Florida officials are now saying that nearly 200,000 registered voters may not be U.S. citizens.
Earlier in the week, state election officials announced they had identified more than 2,600 people who are in Florida legally but ineligible to vote.
The Department of State is asking county election officials to verify the information. Election supervisors are contacting voters and if someone is not a citizen, their name will be dropped from the voter rolls.
But an initial list drawn up by the state — and not widely released — shows that a comparison of voter lists and driver's license information turned up a list of nearly 182,000 people who may not be U.S. citizens.
State officials, however, note that some of those on list may have become citizens after first getting their driver's licenses. Still, the decision to screen the voter rolls for non-citizens could result in tens of thousands voters being dropped in the middle of a critical election year.
President Barack Obama won Florida four years ago, but recent polls have shown that he is neck-and-neck with likely GOP nominee Mitt Romney. The 2000 election between George W. Bush and Al Gore was decided by just 537 votes in the Sunshine State.
"The Department of State has a duty under both state and federal laws to ensure that the voter registration rolls are current and accurate," said Chris Cate, a department spokesman.
There are currently more than 11 million active registered voters in the state.
Florida law requires voters to be a U.S. citizen residing in the state. Florida also does not allow someone to vote if they are a convicted felon and have not had their civil rights restored.
State officials said they did not know yet if any of the people on the list voted illegally in past elections.
The state has been responsible for helping screen voters since 2006 when it launched a statewide voter registration database.
Prior to the launch of the database, Florida had come under fire for previous efforts to remove felons from the voting rolls, including a purge that happened right before the 2000 presidential election. An effort to remove felons back in 2004 was halted after it was discovered that the list drawn up by the state had problems.

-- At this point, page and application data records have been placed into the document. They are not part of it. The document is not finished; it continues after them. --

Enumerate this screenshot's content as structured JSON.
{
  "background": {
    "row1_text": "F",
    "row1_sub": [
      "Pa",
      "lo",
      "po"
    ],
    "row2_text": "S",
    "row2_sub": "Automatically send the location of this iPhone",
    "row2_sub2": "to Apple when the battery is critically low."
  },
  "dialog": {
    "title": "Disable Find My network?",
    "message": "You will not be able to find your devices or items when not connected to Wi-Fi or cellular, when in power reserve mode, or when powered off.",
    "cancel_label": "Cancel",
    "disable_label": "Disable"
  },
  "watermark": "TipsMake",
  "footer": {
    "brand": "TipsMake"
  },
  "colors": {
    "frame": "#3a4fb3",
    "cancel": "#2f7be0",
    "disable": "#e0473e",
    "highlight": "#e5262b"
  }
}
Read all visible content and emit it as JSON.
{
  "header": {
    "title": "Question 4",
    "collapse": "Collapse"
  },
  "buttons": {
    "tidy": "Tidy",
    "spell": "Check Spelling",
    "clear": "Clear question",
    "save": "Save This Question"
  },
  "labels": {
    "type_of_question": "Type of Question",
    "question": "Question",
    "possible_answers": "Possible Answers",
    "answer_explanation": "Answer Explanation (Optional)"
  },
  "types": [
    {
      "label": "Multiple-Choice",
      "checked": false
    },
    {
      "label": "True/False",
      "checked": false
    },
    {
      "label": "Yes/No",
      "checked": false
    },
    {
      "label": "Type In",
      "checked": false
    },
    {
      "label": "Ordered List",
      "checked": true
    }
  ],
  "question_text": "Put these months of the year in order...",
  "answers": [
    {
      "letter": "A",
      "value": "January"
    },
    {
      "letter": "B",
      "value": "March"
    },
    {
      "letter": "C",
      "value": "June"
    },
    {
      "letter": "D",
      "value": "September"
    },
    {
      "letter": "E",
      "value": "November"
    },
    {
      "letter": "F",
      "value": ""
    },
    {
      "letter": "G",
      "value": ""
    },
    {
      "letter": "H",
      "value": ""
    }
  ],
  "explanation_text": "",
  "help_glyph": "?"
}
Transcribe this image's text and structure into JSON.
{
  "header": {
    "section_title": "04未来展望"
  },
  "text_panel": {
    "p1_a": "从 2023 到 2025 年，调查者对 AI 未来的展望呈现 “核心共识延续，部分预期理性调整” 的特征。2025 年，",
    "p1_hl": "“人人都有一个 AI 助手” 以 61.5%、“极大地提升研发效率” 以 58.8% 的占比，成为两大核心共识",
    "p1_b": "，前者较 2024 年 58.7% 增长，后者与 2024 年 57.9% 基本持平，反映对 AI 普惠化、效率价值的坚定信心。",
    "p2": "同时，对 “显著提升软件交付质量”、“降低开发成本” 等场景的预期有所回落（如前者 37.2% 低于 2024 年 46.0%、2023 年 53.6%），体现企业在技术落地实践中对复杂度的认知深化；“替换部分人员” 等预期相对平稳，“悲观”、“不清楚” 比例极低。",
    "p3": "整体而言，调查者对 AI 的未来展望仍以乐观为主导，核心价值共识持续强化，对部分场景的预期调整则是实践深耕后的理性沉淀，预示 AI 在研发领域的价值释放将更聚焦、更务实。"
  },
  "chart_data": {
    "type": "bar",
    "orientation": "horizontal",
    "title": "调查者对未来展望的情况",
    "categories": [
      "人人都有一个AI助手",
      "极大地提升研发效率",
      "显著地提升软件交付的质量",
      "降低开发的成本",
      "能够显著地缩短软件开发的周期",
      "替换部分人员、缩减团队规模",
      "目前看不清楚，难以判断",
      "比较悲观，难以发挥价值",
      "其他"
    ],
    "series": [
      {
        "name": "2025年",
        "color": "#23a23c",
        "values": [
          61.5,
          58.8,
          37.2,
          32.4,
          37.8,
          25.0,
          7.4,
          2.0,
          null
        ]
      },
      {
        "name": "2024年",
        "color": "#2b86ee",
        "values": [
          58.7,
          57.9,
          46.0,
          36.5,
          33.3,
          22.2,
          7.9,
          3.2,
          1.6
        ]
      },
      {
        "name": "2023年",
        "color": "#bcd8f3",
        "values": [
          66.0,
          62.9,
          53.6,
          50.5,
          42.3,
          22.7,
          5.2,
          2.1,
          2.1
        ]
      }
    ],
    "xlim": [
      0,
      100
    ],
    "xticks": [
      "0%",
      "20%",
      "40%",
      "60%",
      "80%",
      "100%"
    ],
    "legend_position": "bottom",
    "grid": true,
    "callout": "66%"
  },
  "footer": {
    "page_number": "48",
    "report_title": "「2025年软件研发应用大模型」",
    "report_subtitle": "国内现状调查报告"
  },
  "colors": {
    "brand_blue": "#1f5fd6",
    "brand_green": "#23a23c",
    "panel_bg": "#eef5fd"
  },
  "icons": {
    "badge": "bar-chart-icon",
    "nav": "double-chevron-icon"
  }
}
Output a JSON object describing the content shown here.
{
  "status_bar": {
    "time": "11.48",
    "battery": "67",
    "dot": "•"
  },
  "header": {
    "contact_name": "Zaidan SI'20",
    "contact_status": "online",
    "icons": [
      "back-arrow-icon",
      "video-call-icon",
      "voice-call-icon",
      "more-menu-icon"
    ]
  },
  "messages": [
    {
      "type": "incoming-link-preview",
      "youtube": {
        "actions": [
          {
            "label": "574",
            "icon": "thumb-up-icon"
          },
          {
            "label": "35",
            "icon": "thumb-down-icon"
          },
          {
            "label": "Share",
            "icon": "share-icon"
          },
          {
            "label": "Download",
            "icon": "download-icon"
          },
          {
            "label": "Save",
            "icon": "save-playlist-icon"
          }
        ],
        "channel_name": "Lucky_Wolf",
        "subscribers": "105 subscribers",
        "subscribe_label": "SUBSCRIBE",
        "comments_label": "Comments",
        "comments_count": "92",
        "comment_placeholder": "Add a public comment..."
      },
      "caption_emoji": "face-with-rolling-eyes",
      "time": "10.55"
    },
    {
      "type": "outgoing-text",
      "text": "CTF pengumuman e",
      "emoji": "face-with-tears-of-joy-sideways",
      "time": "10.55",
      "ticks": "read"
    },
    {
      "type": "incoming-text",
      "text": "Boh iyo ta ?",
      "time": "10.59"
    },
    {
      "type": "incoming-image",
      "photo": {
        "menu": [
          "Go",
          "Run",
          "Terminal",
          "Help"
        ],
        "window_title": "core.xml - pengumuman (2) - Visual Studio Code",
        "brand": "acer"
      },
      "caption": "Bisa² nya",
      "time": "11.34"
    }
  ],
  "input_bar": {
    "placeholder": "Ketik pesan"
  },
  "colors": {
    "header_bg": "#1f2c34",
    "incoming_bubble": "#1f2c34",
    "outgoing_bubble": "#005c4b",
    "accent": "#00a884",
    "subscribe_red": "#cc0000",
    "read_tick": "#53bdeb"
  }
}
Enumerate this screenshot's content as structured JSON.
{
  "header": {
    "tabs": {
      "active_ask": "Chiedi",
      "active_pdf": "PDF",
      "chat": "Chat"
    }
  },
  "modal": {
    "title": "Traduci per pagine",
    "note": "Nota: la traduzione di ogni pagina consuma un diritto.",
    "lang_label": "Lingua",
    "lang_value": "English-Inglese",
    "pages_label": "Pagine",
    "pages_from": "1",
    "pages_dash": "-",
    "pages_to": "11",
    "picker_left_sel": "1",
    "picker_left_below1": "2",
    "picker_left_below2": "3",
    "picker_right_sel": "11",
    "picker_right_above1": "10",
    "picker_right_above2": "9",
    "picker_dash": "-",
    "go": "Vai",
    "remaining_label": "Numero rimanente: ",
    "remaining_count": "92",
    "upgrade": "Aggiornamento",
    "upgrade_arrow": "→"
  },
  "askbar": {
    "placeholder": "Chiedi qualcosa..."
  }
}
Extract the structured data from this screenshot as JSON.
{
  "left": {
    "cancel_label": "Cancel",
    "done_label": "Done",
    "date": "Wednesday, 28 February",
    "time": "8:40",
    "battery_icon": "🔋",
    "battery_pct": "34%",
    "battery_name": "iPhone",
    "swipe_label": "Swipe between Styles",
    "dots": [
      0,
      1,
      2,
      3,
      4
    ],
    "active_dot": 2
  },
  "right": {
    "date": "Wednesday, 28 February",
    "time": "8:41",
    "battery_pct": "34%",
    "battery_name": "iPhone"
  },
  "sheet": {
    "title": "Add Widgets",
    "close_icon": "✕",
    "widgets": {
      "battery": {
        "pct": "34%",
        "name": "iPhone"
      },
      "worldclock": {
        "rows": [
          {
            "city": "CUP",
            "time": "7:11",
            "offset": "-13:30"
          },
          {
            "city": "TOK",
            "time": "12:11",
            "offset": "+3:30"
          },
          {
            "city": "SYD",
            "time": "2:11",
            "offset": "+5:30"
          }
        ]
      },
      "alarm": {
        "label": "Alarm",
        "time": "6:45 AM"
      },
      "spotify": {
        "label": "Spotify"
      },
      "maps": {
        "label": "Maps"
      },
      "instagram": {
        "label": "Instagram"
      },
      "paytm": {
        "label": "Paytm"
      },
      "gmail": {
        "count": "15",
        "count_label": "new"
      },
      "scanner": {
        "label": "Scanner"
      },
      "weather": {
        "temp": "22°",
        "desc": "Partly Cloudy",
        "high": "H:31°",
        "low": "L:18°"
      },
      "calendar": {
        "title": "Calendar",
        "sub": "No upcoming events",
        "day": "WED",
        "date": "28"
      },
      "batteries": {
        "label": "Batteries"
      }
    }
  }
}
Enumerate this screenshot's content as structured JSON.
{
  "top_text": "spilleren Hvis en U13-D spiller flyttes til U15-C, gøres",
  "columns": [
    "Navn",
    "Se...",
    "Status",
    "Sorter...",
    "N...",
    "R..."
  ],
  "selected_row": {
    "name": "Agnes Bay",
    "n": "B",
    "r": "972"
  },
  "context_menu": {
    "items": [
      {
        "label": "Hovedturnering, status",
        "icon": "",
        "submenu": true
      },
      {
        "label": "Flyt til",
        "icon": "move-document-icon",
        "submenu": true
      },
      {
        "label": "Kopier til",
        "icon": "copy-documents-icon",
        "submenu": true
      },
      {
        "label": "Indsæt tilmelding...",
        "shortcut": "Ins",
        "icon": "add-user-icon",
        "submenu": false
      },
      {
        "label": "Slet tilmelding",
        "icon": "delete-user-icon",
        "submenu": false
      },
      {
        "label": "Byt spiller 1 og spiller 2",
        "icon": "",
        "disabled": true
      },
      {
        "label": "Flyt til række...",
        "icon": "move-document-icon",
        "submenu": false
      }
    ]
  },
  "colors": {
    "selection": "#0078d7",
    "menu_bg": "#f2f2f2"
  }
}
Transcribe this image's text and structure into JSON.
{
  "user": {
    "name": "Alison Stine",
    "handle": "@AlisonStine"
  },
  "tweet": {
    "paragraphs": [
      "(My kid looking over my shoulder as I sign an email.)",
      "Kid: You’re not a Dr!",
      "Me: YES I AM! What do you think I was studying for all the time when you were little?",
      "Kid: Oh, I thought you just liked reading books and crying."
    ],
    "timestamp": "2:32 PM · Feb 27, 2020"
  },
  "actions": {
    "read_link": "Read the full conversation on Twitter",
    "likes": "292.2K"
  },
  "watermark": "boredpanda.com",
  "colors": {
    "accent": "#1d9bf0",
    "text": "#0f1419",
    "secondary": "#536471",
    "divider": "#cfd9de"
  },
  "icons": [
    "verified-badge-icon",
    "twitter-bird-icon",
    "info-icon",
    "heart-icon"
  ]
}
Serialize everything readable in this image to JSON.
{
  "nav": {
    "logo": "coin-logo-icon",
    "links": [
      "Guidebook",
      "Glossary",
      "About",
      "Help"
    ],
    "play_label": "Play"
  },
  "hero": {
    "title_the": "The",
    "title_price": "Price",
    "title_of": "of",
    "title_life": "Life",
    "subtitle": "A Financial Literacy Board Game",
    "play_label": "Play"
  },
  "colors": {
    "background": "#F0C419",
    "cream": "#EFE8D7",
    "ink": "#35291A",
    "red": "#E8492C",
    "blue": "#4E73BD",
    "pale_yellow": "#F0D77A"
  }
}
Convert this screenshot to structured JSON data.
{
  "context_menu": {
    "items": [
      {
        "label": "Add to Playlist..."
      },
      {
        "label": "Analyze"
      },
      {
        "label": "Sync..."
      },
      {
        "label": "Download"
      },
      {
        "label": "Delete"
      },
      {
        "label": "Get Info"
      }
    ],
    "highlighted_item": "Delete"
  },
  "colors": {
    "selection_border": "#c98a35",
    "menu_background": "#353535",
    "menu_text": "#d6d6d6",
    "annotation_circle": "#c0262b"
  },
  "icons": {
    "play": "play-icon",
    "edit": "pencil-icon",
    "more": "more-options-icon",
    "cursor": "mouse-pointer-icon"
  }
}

The state database is supposed to check the names of registered voters against other databases, including ones that contain the names of people who have died and people who have been sent to prison.
Driver's license numbers had been used to verify the identity of someone who had registered to vote but apparently the state was not checking citizenship status prior to last year. The state does not give driver's licenses to illegal immigrants, but it does grant them to legal visitors.
Cate said the list of 182,000 people was drawn up by checking first and last names, date of birth and either a driver's license number, a Social Security number or an address. Most of the matches had identical driver's license numbers, names and birthdates. A state document shows that out of the nearly 182,000 identified that more than 172,000 were active voters, meaning they had cast ballots in recent elections or registered recently.
The state is taking the matches using other databases to try to confirm if the voter is not a U.S. citizen. Florida has asked for access to a federal database maintained by the Department of Homeland Security but so far the U.S. government has turned the state down.
The initial list of more than 2,600 voters given out by the state to supervisors shows the names of people who registered all the way from the late '50s to as recently as 2011. One Hillsborough County man on the list registered to vote in 1959.
Some have questioned the timing of the state's push to remove voters from the rolls. It comes while Florida is still in court over a 2011 law that curtailed early voting hours and tightened rules for groups registering voters. Legislators said the law was needed to protect the integrity of the state's elections, but the U.S. Department of Justice has questioned some of the changes.
"Of course Floridians are entitled to have confidence in the integrity of the voter rolls, and anyone not eligible should be removed and not permitted to vote," said Howard Simon, executive director of the American Civil Liberties Union of Florida. "But the 'potentials,' 'possibles,' 'might-bes' that are the basis for this initiative by the Secretary of State don't yet add up to voter fraud. Based on Florida's regrettable experience with voter purges, it would be a mistake to rely on the accuracy of the state's data."
Republican Party of Florida chairman Lenny Curry defended the state push.
"To now learn that thousands of illegal votes could be cast across our state is chilling and threatens the confidence people need to have in our elections," Curry said in a statement." Any amount of fraud or illegality in this system is too much."